At the risk of losing my "audience," I am going to write something about prayer, specifically intercessory prayer. Just kidding, sort of. But I know the general population of Bible-believing churches face low numbers in often dull prayer meetings! That's is terribly unfortunate--a travesty really since it is one of the marks of the early church (Acts 2:42).
I've been serious about intercession for at least three decades—yet I still go through seasons that are decidedly not fervent. There have been times when I have prayed long and passionately about a given topic, and other times when I couldn't concentrate on it for five minutes. There's no question about it: intensity levels in prayer can fluctuate.
Perhaps you, too, have experienced times when you prayed the right words, but felt passionless about the topic. Here are some suggestions you can try the next time that happens:
Embrace God's heart: When we see things from God's perspective, our passion increases. For example, when we see unbelievers as our heavenly Father sees them, our prayers get more urgent. When God reveals the seriousness of some condition in our home, community, or world, we intercede with a greater zeal. Ask God to give you His heart about any issue you are praying over.
Expand your vision: When our troops first went to Iraq, I tried to pray as consistently as I could. But as important as I knew my prayers were, I would lose focus. Then I scheduled a prayer meeting and invited families of soldiers to attend. When several small children showed up, I was struck with the reality that they could become fatherless at any moment. My prayers for the military took on renewed fervor. I started carrying in my pocket the names of the men and women from our church who were in harm's way. I frequently placed my hand over the list and asked God to protect each one.
Increase your sacrifice: Sometimes we need to step into a new adventure with the Lord that really costs us something. For example, a mission trip can make your vision for the Great Commission come alive. Or try staying up all night in prayer. My prayer intensity for my city flared when I stayed up one Friday night asking God to increase my heart for my community. Fasting is another sacrifice that can increase fervor for prayer.
Ask for prayer: One time when our church was praying for a crucial issue, I could not get my heart into it. During a prayer meeting, I saw someone really crying out to God for this issue. I asked the person to pray for me to have that same intensity. After only a brief prayer, I was deeply moved by the issue, and my prayers for this topic have never been the same.
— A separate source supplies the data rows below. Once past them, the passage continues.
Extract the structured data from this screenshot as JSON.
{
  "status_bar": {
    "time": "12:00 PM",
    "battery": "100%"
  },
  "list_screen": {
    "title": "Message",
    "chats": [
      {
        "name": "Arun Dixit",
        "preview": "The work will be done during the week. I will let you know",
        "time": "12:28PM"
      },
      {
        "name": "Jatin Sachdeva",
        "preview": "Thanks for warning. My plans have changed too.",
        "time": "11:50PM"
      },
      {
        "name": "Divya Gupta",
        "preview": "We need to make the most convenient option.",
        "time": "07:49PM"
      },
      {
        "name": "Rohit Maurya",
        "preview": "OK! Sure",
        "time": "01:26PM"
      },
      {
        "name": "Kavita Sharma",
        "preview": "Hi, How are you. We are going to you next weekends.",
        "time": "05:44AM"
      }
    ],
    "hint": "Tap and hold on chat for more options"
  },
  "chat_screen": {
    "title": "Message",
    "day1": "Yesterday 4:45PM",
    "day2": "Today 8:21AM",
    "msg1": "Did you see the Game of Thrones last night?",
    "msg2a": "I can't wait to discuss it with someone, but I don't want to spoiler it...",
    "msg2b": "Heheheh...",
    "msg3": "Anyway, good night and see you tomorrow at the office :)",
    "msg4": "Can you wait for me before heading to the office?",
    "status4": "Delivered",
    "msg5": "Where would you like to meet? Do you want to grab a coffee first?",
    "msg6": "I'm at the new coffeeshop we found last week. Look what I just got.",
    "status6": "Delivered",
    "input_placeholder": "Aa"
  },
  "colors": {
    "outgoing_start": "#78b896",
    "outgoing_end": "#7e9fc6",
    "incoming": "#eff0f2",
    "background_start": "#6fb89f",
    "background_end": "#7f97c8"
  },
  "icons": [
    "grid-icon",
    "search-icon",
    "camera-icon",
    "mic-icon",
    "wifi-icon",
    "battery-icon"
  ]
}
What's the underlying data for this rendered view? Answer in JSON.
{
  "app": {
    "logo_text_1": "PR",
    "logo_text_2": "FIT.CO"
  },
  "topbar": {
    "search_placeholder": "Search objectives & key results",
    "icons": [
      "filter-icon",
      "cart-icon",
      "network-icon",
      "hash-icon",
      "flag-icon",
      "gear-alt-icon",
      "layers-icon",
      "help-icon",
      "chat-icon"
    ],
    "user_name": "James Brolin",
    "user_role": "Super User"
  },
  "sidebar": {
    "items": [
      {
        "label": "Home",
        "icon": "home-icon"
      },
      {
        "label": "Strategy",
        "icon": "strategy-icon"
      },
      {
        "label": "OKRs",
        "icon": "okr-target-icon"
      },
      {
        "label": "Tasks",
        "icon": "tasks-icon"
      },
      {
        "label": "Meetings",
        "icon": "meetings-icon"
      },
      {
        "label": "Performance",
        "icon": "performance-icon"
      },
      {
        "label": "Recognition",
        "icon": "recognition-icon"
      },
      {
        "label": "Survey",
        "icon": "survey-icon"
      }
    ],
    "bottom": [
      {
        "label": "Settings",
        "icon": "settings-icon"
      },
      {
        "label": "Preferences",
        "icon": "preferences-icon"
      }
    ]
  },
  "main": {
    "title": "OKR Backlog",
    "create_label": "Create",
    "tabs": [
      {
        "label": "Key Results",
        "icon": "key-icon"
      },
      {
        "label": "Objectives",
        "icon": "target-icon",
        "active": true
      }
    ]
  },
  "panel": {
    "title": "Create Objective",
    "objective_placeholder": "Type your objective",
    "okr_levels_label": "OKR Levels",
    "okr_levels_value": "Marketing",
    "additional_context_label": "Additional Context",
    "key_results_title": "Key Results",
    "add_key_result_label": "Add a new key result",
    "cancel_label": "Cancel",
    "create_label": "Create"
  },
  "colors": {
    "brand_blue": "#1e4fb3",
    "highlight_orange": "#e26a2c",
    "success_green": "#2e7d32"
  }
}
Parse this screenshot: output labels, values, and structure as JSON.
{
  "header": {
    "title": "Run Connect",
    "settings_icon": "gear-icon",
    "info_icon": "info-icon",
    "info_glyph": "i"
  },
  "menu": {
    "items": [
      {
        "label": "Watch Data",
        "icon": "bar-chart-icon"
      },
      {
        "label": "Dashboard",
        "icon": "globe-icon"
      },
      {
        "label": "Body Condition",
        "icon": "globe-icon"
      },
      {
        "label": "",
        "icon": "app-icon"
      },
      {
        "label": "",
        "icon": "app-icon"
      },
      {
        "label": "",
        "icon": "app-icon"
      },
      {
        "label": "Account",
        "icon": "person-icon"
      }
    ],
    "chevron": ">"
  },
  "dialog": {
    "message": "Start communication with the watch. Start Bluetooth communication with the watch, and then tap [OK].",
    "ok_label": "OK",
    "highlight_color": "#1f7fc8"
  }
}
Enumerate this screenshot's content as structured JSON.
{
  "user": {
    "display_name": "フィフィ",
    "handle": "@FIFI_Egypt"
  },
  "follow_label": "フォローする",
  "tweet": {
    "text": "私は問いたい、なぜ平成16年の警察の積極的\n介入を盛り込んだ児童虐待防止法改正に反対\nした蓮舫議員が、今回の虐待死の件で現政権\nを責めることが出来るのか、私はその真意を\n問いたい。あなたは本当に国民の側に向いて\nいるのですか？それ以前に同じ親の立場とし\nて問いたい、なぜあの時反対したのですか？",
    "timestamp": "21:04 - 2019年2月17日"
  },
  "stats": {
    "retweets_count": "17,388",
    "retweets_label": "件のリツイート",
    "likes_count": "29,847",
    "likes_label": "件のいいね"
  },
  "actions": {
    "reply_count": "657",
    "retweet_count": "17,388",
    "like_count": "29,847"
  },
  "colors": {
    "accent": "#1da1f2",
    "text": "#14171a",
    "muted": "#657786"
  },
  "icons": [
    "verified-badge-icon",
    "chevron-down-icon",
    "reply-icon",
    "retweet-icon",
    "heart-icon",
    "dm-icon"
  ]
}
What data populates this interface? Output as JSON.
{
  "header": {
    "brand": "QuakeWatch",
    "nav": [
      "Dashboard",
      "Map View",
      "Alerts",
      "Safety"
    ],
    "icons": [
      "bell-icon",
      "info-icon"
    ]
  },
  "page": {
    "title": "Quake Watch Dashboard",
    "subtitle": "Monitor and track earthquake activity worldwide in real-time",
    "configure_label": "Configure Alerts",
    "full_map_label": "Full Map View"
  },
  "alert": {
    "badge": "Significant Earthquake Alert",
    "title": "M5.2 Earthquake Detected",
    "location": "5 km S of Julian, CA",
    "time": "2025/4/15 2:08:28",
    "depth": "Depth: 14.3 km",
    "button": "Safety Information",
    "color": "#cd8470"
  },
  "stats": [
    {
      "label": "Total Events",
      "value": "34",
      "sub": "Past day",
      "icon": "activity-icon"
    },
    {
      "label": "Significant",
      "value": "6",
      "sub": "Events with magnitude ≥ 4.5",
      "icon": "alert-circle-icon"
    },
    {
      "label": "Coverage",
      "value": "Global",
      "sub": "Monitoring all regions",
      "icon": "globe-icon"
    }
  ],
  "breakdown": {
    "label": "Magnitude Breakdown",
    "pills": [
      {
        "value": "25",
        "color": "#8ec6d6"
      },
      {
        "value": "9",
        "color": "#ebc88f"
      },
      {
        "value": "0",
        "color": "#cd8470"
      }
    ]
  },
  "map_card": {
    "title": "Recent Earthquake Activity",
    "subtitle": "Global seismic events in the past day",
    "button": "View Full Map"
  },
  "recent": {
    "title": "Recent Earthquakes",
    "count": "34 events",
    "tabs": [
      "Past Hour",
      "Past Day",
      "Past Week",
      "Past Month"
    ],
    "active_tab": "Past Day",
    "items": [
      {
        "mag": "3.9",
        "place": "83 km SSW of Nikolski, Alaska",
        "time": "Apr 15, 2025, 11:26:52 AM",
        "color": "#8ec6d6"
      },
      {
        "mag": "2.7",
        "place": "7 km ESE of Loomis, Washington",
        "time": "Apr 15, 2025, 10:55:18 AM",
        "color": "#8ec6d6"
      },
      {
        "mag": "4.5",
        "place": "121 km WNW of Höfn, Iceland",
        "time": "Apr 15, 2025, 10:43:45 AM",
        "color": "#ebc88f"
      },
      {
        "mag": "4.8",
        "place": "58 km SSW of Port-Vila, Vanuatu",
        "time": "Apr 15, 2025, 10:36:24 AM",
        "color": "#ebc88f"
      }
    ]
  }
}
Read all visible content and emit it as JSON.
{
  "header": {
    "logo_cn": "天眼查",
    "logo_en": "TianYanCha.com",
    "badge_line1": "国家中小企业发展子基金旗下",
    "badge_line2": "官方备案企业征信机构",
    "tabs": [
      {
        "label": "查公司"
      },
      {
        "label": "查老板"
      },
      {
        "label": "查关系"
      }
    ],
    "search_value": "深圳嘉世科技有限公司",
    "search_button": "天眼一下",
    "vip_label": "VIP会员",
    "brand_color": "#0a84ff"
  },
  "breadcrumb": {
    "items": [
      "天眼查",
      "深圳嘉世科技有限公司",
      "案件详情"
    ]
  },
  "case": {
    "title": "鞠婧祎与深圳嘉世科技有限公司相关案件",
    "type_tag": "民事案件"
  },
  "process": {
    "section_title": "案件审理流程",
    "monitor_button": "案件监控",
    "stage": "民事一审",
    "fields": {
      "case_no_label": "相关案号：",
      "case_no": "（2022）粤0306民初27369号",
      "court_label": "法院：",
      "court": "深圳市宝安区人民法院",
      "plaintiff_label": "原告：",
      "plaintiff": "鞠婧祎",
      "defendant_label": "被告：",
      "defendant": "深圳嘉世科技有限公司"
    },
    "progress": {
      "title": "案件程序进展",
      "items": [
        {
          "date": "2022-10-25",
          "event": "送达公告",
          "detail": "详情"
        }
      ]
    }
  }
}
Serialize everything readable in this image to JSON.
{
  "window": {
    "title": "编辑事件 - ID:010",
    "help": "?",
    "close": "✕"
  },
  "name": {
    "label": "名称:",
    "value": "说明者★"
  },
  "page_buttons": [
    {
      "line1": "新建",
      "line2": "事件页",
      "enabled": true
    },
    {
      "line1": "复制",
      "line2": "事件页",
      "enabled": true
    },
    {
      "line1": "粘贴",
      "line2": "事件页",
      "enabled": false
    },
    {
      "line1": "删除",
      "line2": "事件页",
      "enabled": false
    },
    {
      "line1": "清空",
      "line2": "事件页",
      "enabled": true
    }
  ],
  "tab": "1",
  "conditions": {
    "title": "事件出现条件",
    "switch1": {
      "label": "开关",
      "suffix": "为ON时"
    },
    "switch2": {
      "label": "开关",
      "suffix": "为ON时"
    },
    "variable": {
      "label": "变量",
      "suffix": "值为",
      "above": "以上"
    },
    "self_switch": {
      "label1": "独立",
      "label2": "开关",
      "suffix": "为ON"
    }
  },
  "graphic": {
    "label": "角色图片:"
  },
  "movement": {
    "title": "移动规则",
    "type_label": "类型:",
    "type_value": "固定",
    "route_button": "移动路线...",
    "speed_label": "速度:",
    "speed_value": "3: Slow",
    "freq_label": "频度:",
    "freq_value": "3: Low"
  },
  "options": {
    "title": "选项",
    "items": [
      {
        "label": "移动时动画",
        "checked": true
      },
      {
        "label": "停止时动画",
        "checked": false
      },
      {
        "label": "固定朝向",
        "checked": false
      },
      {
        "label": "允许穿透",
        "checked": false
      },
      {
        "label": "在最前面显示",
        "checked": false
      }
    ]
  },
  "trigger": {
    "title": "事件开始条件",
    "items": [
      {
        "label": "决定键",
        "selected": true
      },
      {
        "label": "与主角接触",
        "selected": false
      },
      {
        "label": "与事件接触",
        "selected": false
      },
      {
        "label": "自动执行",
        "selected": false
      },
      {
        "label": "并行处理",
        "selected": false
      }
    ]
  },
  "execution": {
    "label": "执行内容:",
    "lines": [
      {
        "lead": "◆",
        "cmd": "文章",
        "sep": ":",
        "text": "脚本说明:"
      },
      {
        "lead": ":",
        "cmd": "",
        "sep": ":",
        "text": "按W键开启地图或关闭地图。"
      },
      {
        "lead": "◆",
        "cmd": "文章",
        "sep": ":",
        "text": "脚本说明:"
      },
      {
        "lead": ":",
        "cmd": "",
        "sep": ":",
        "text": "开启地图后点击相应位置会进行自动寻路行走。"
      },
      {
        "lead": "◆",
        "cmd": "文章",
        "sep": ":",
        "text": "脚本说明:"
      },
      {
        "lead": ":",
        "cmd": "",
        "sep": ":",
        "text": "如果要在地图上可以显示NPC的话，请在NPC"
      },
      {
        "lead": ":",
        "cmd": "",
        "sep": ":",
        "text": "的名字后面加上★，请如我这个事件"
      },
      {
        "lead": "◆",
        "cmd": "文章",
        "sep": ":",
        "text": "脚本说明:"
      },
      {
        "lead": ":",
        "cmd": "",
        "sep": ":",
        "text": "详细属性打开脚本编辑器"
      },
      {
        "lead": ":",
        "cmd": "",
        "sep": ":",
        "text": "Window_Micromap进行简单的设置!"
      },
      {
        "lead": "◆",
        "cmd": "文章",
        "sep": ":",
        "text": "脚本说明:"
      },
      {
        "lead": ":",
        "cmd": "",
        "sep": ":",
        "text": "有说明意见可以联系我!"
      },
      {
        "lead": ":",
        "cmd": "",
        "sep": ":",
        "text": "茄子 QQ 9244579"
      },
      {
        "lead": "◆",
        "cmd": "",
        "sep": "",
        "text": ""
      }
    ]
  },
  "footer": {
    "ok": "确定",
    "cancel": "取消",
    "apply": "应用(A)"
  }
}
Empathize: The more a request touches me personally, the more fervent I become. As a pastor, I've been asked many times to pray for people who were having back surgery. I could see their pain, and I prayed the best I could. Then I had back surgery. After walking through that excruciating agony, I found I could pray with more intensity for those in pain.
Continued tomorrow . . .